I will talk more about my work later, but my interests lie at the intersection of race, gender, and family law--that is my passion. I love researching and writing in this area but it presents challenges. I want to preface my next statement by saying that I have been blessed to teach at an institution that has been very supportive and has been invested in my success. But as the first person in my family to go to college and law school, I faced hurdles in college and law school that my peers from other backgrounds did not. Then, when I joined academia, not understanding the politics of navigating academia as a woman, as a woman of color, and as a first-generation college graduate, meant that I made many mistakes along the way.
The second challenge is the result of choosing to write in the areas of race, gender, and family law, areas that are still undervalued in the academy. We have seen scholarship refer to family law as the pink ghetto, and when you add gender and race to it, you realize this work is not valued nearly as much as scholarship in other areas. So that has been challenging.
The final challenge is that, although I've been teaching for fifteen years, I am still aware that as a woman, and as a woman of color walking into the classroom, there are negative assumptions that will be made about me. I want to plug a book that was written by academics a couple of years ago, Presumed Incompetent, (1) which addresses how women of color in academia are presumed to be less qualified and less competent to do the work that we do.
These are some of the challenges. I'll talk about how to overcome them later.
OJ: Next we have, Rachelle.

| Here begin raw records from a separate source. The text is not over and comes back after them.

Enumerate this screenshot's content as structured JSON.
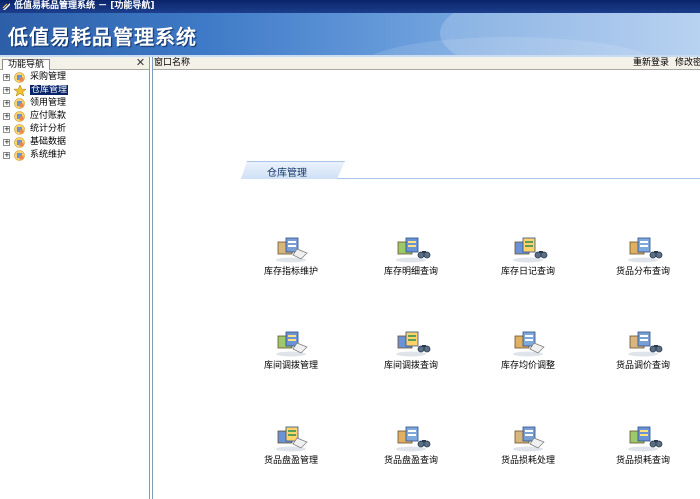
{
  "window": {
    "title": "低值易耗品管理系统 － [功能导航]"
  },
  "banner": {
    "title": "低值易耗品管理系统"
  },
  "nav": {
    "tab_label": "功能导航",
    "items": [
      {
        "label": "采购管理",
        "selected": false
      },
      {
        "label": "仓库管理",
        "selected": true
      },
      {
        "label": "领用管理",
        "selected": false
      },
      {
        "label": "应付账款",
        "selected": false
      },
      {
        "label": "统计分析",
        "selected": false
      },
      {
        "label": "基础数据",
        "selected": false
      },
      {
        "label": "系统维护",
        "selected": false
      }
    ]
  },
  "main": {
    "window_name_label": "窗口名称",
    "relogin_link": "重新登录",
    "change_password_link": "修改密"
  },
  "section": {
    "title": "仓库管理"
  },
  "functions": [
    {
      "label": "库存指标维护",
      "icon": "maintenance-icon"
    },
    {
      "label": "库存明细查询",
      "icon": "detail-query-icon"
    },
    {
      "label": "库存日记查询",
      "icon": "journal-query-icon"
    },
    {
      "label": "货品分布查询",
      "icon": "distribution-query-icon"
    },
    {
      "label": "库间调拨管理",
      "icon": "transfer-manage-icon"
    },
    {
      "label": "库间调拨查询",
      "icon": "transfer-query-icon"
    },
    {
      "label": "库存均价调整",
      "icon": "price-adjust-icon"
    },
    {
      "label": "货品调价查询",
      "icon": "price-query-icon"
    },
    {
      "label": "货品盘盈管理",
      "icon": "surplus-manage-icon"
    },
    {
      "label": "货品盘盈查询",
      "icon": "surplus-query-icon"
    },
    {
      "label": "货品损耗处理",
      "icon": "loss-process-icon"
    },
    {
      "label": "货品损耗查询",
      "icon": "loss-query-icon"
    }
  ],
  "colors": {
    "titlebar": "#0a246a",
    "banner": "#3f7bc8",
    "selection": "#0a246a"
  }
}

Rachelle Perkins [RP]: So, our paths were a little similar, except I went through all of law school not realizing that I wanted to be a professor. I was focused on my tax courses and pursing a job in that field. After law school, I was able to land a great job at a big firm doing corporate tax, and was just as happy as I could be. Similarly to Solangel with Professor Sanger, Professor Schizer dropped a bug in my ear and said, "This is something I think you would be really good at." But at the time I was happy with my job and not sure academia was something I wanted to pursue.
After quite a few years of practicing, I ultimately came to realize that there was a certain amount of intellectual curiosity that I had about some of the very interesting work that I was doing that was not being fully satisfied in the law firm environment. There were topics I really wanted to explore further, but there wasn't really the opportunity to do so.

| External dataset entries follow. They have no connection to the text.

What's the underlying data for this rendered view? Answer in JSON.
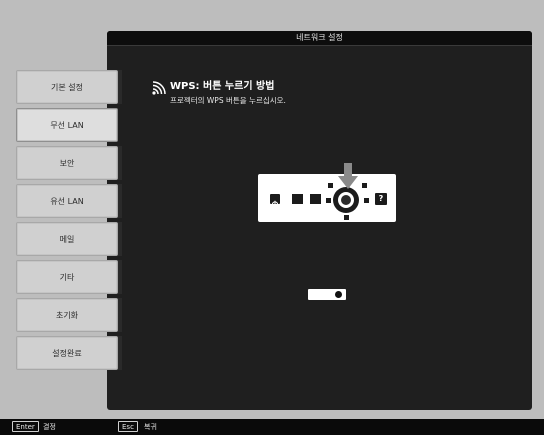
{
  "panel": {
    "title": "네트워크 설정"
  },
  "sidebar": {
    "items": [
      {
        "label": "기본 설정",
        "selected": false
      },
      {
        "label": "무선 LAN",
        "selected": true
      },
      {
        "label": "보안",
        "selected": false
      },
      {
        "label": "유선 LAN",
        "selected": false
      },
      {
        "label": "메일",
        "selected": false
      },
      {
        "label": "기타",
        "selected": false
      },
      {
        "label": "초기화",
        "selected": false
      },
      {
        "label": "설정완료",
        "selected": false
      }
    ]
  },
  "content": {
    "title": "WPS: 버튼 누르기 방법",
    "description": "프로젝터의 WPS 버튼을 누르십시오.",
    "help_glyph": "?"
  },
  "footer": {
    "enter_key": "Enter",
    "enter_label": "결정",
    "esc_key": "Esc",
    "esc_label": "복귀"
  },
  "icons": {
    "wps": "wireless-signal-icon",
    "power": "power-icon",
    "arrow": "down-arrow-icon",
    "help": "help-icon"
  }
}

Thankfully, I was able to transition out of practice by coming here to Columbia as a transactional studies fellow for two years, and it gave me the opportunity to really focus on some of the issues that I had been thinking about while I was practicing, write a publishable article, and get immersed in the academic environment. This fellowship opportunity was invaluable in terms of both my ability to ultimately get an academic job and in making me realize that being a law professor was what I wanted to do with my career.
In terms of the area of law that I was in, I faced a different challenge as a woman of color because tax law is not a very diverse field. Achieving success and establishing a network of mentors meant that I would have to cultivate relationships with people who did not look like me.
OJ: Monica Bell.
Monica Bell [MB]: I'm Monica Bell, and I am from South...